Royal Bank of Scotland, the part-nationalised group, is set to slash retirement benefits for its staff in an attempt to save hundreds of millions of pounds in future liabilities.
RBS's announcement that it is capping its final salary pension scheme sparked a furious response from the trade union Unite, which said the move added "insult to injury" in the wake of the bumper pension package paid out to Sir Fred Goodwin, the bank's disgraced former chief executive.
The plan involves capping future increases in pensionable salary at 2 per cent or the rate of inflation, whichever is lower. Employees also have the option to switch to a defined contribution scheme, which will see RBS pay 15 per cent of annual salary.
The move is expected to save £1m in annual costs and cut future liabilities by £500m. The deficit of the scheme currently stands at £800m. Neil Roden, the head of human resources at RBS, said: "The rising cost of pension provision is an issue for RBS and for all companies at this time."
A third of the group's employees – about 60,000 – will be affected by the change to the scheme, which was closed to new members in 2006. The group is consulting staff over the proposals and hopes to switch staff over before the end of November.
One insider said the company was attempting to strike a balance between not closing the scheme entirely and the need to reduce costs.
Mr Roden said: "This is an expensive scheme for our shareholders to fund and a generous one in comparison to the market. The reforms we are consulting on seek to strike a balance between reducing the costs and future liabilities of the scheme to the group, and doing what we can to protect the welfare of existing staff and scheme members."
He added: "It is a pragmatic and necessary course of action and not a decision the board has taken lightly."
RBS officials will meet senior representatives from Unite tomorrow, after Britain's biggest union described the cuts as a "body blow" to staff.
Rob MacGregor, a Unite national officer, said the union would "support its members in any action they choose to take to defend their pensions". He further railed against RBS's plans yesterday: "Against the backdrop of Sir Fred Goodwin's bumper pension these planned changes add insult to injury to workers paying the price for a crisis for which they hold no responsibility." RBS declined to comment.
Stephen Hester, Sir Fred's successor at the bank, which is now 70 per cent owned by the Government, was caught up in a remuneration storm of his own, after his pay packet was set at £9.6m if he reaches certain targets.
Final salary schemes pay out two-thirds of the employee's final basic salary, and have fallen out of favour as equity markets have fallen and life expectancy risen. All the major high street banks have closed their schemes to new members. Barclays and HSBC closed their schemes in the 1990s. Lloyds TSB, now Lloyds Banking Group following the merger with HBOS, closed its scheme in 1998, while Bank of Scotland's remained open until 2003. Barclays went a step further last month, announcing plans to prevent existing members from paying in any more to the scheme – although they will keep existing accruals – and switch them into a "hybrid scheme". At the time Unite described the move as a "stealth pay cut" and workers have threatened to strike.

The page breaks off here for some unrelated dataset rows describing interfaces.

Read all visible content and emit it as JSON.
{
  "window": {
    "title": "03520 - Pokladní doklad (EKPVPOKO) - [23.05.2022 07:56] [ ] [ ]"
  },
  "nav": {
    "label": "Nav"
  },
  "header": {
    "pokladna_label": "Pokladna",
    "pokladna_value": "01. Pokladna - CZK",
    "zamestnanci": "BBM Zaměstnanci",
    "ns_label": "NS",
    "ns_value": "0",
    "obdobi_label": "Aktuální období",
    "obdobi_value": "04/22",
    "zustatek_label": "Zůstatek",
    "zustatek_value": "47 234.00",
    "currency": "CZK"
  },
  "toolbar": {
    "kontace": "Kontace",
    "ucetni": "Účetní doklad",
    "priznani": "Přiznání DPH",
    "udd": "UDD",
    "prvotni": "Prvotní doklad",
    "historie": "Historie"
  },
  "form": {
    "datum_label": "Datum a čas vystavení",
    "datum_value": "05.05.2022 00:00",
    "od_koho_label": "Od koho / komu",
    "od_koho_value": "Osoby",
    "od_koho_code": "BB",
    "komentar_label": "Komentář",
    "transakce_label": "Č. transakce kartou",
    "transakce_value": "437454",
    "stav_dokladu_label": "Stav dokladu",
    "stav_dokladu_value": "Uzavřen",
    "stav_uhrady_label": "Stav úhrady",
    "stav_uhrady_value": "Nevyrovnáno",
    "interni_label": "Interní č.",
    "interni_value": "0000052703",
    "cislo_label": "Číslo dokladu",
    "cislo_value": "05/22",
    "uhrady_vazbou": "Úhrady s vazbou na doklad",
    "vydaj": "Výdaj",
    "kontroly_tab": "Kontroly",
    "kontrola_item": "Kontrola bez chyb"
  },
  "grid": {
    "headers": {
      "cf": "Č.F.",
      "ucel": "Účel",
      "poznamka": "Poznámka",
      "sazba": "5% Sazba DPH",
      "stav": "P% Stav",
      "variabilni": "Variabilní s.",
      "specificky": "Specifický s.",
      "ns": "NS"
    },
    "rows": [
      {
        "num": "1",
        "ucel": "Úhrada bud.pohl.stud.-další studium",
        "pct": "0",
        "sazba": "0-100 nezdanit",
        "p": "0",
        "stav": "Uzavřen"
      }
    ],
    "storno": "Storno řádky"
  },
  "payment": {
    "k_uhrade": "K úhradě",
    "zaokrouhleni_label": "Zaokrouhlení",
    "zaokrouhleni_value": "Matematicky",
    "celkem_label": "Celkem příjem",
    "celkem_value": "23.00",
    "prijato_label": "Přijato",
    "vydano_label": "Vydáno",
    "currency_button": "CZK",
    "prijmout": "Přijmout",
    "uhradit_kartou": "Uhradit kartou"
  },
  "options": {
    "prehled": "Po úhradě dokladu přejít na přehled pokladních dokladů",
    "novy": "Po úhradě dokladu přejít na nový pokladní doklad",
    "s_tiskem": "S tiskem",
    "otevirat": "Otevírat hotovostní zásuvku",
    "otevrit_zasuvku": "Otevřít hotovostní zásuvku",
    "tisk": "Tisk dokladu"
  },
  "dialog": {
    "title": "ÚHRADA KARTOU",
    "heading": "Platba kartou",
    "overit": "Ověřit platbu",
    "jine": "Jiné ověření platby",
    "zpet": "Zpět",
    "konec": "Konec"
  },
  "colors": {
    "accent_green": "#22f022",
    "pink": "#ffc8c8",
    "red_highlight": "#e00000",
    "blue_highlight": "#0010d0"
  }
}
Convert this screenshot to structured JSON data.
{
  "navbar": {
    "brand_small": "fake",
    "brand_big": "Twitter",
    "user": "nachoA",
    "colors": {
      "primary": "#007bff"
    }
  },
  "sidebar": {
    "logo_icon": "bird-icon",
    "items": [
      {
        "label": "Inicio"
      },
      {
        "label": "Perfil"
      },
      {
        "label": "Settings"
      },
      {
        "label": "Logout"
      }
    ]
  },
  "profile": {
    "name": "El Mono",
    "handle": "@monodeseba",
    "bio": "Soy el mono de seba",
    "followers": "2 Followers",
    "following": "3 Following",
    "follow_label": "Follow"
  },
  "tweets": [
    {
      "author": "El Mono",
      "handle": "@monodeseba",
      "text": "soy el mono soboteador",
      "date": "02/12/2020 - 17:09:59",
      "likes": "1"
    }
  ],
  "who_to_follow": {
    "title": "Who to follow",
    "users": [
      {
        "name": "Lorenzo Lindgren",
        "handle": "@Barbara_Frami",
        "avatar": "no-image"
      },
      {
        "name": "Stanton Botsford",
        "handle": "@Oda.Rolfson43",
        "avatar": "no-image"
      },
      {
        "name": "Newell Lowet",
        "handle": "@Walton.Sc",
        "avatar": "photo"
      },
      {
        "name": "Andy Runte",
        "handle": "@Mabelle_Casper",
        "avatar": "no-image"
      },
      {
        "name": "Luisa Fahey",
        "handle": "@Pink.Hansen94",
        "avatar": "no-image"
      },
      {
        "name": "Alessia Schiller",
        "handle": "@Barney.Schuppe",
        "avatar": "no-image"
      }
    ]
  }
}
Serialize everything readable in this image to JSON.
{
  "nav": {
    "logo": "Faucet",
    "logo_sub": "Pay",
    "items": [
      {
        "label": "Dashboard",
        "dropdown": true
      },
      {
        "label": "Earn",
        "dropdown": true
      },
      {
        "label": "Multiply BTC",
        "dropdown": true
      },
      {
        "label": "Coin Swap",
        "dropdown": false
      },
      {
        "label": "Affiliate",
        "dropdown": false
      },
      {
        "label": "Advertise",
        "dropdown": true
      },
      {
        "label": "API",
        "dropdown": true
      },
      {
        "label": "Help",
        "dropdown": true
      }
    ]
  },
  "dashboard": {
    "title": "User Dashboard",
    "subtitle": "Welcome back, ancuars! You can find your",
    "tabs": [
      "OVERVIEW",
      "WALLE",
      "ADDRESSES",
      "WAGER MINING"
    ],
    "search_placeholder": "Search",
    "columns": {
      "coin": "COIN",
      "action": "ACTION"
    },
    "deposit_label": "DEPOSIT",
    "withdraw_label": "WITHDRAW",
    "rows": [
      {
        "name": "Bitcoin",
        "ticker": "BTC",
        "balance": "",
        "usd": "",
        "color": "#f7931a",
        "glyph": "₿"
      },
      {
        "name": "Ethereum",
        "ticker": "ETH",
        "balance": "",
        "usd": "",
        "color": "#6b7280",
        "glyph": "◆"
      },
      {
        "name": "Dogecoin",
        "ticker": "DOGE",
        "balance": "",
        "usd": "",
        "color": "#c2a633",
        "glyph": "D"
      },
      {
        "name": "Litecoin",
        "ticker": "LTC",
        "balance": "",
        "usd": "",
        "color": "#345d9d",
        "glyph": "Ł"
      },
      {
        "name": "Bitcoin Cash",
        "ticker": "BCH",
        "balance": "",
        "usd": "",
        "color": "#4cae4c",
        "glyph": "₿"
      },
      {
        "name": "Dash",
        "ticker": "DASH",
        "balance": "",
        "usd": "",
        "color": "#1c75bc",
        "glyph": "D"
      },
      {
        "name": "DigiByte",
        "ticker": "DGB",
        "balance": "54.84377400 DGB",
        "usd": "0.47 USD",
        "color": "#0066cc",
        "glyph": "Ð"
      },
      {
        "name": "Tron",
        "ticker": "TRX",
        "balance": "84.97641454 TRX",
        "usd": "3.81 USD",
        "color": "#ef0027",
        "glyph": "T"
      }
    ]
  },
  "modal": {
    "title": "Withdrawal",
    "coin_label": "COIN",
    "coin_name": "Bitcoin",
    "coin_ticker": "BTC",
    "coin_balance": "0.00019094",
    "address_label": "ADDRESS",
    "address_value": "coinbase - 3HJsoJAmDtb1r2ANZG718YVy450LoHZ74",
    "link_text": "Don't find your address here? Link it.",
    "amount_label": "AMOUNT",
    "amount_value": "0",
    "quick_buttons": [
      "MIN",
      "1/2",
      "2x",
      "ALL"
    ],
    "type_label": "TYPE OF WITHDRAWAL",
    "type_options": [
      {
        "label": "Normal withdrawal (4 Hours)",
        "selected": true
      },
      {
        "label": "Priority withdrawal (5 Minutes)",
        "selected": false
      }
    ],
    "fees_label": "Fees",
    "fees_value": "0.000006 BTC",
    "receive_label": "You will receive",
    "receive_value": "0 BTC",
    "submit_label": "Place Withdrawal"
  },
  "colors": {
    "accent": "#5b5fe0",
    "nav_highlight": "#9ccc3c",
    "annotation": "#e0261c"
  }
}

Barclays' move follows a similar decision by the supermarket Morrisons in June. Tesco, Shell, Diageo and Cadbury are the only FTSE 100 companies to offer final salary pension schemes. Last month IBM said it was planning to close its final salary scheme in the UK, affecting 5,000 employees, because of the "rising costs and liabilities".
Ros Altmann, an independent pensions consultant, said: "There are many ways in which you can reduce payouts and the future cost of pensions, such as excluding pay rises or bonuses from calculations. "But RBS still has just about the most generous pension scheme in the private sector. These kind of schemes are still the Rolls-Royce of pensions."Reuse content